It’s a pity if someone makes only a couple of blog posts in a year. This time it has been more than a year for me and no blogging. Reading has taken over all contribution instincts. Coming out of that mould needs something as powerful as this blog post from Jesse.
With that premises, you would expect some Scrum bashing in this post. If you do, I would not disappoint.
I have myself been a Scrum guide for a development group of reasonable size. It started very well with very good intentions. And people including myself have spent years in making sure it clicks. But if I look back at the years we have been doing Scrum, am I satisfied, or even content about the usage of Scrum? May be not very much.
There are many reasons why Scrum doesn’t work. Or doesn’t work as good as it should. When you see from the Indian context, you discover many more reasons why it becomes chaotic.
In my View Following are only few of the reasons:
Agile or Scrum focus on teams, and do not prescribe a lot for managers. In an organization where top is not light, the Scrum implementation is bound to face additional issues. Then you would surely listen someone shouting “Hey, Scrum doesn’t say there is no need of managers”. I think it creates chaos. Top heavy organizations simply cannot get all benefits of Agile practices.
This is the most frustrating of the reasons for me, whenever I came across finding solutions for a Scrum related issue. Most of the people believe that “You adapt”, “You learn and improve”, “Anything working for others will not necessarily work for you” and blah blah. I am not saying all of this is bullshit. But it leaves a lot of room for all kind of people to experiment, many times pathetically with Scrum. Do we need a very strict set of instructions in Scrum to counter this? May be not, but keeping everything completely open definitely doesn’t work.
Scrum Alliance isn’t bad. There are very good people associated with that organization. Why I took the name of SA very first? Just because in my view they are most popular today in business of selling stupidly easy certifications on Scrum. They provide “Certified Scrum Master” or CSM. You also have Scrum.org who provide PSM certification. Then there is more: “International Scrum Institute” who are ready to give away their coveted “Scrum master accredited certification”. Today I believe most of this stuff is money making gimmick. My experience is that these programs are more focused on making money, not on making a certification program where only good people are able to get passing marks.
I attended a Pete Demer session years back. He told Indian people have somehting not found anywhere else. It is called JUGAAD. I am not going to provide any further explanation of it here, as I think it’s more of an insult than recognition. This Jugaad has indeed given rise to many problems. One of those problems is resistance for orderliness. Due to our pro-jugaad mindset, we in India tend to seek for “exceptions” in everything. For example, if we find it very difficult to get work done in some government office, we seek if it is possible to grease palms of some Babu to get work done quickly. Scrum also suffers due to this mindset. We tend to seek exceptions in every necessary ingredient of Scrum.
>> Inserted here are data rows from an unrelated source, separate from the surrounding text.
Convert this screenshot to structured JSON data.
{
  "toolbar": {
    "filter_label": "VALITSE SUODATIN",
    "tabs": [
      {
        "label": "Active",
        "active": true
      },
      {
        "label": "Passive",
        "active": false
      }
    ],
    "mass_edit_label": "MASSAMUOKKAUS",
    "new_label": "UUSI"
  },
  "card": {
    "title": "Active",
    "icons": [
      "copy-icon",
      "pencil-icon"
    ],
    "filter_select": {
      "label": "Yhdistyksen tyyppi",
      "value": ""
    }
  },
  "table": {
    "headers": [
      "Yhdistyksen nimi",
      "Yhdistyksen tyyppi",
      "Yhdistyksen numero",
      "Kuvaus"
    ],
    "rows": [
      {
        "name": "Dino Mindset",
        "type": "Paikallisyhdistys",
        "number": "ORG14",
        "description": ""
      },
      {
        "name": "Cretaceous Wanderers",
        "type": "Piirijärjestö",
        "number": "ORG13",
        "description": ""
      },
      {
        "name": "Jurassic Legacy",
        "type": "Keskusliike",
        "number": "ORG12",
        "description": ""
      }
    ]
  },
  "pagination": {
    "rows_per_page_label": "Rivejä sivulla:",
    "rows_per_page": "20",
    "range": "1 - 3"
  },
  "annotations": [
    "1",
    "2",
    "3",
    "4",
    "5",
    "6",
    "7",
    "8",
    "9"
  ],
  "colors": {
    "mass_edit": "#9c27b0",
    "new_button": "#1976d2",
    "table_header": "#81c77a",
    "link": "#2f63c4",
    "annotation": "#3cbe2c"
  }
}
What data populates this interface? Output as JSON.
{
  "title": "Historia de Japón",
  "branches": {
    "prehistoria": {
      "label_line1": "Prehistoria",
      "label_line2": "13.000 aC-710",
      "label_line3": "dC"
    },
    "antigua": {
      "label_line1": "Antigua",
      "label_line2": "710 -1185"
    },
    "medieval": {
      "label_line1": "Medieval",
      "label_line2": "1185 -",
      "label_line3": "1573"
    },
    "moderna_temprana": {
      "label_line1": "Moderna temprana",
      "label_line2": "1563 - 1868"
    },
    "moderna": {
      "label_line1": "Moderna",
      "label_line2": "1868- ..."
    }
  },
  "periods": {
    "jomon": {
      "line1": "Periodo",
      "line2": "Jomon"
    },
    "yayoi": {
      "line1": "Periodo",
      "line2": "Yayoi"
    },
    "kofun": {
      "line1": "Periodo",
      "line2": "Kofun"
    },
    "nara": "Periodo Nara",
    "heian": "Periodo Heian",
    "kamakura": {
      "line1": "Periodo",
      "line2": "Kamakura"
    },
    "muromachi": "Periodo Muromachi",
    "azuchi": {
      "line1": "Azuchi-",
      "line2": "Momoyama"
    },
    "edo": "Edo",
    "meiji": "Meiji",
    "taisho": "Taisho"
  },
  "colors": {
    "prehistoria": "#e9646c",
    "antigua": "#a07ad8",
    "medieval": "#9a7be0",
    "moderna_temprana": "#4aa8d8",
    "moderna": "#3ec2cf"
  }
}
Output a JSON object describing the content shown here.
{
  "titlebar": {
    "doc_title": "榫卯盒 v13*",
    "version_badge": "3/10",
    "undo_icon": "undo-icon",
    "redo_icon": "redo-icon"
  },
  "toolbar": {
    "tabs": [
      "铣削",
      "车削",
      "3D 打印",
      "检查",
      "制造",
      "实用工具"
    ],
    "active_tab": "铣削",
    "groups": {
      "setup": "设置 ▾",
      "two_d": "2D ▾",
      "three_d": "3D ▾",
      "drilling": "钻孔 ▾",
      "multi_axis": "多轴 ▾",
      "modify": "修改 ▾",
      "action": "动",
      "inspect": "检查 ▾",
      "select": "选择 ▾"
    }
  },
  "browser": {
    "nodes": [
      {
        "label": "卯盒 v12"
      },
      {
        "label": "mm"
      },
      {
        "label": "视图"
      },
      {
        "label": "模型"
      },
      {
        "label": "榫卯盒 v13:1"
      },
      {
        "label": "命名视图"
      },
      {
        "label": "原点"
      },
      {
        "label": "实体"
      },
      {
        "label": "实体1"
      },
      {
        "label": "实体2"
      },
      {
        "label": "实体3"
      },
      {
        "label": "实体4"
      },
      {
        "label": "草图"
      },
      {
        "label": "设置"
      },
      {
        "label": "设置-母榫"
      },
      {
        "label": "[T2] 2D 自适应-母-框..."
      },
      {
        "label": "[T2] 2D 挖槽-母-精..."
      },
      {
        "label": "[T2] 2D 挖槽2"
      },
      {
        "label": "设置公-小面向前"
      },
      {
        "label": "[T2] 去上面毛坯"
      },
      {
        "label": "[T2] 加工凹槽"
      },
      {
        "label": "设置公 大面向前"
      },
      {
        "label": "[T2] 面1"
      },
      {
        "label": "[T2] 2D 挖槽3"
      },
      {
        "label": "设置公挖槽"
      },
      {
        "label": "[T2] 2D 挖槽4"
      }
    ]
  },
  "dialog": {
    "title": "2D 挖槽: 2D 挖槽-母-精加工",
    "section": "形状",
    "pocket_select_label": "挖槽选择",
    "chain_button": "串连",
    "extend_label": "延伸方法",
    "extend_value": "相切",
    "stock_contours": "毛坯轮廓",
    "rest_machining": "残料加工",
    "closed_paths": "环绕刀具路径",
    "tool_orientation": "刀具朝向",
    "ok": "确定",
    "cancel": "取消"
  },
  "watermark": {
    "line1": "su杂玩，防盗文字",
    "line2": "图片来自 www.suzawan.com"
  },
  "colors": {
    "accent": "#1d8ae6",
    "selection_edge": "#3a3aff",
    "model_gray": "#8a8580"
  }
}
Many other things are coming to my mind right now. I remember Jesse delivering a talk in Agile NCR a few years back, where he beautifully explained how Agile, Scrum, Kanban, Lean etc are typecasted and why all of them are processes, not “tools” or “methods” or “practices”. I wanted to see that ppt today, but unfortunately couldn’t find on web. When I was attending that talk, I was thinking how a “Certified Scrum Coach” can say such things. It needs courage and Jesse had that, at that moment.
What I have mentioned today is not all I wanted to say. There is more. Rest for some other time, on the same topic.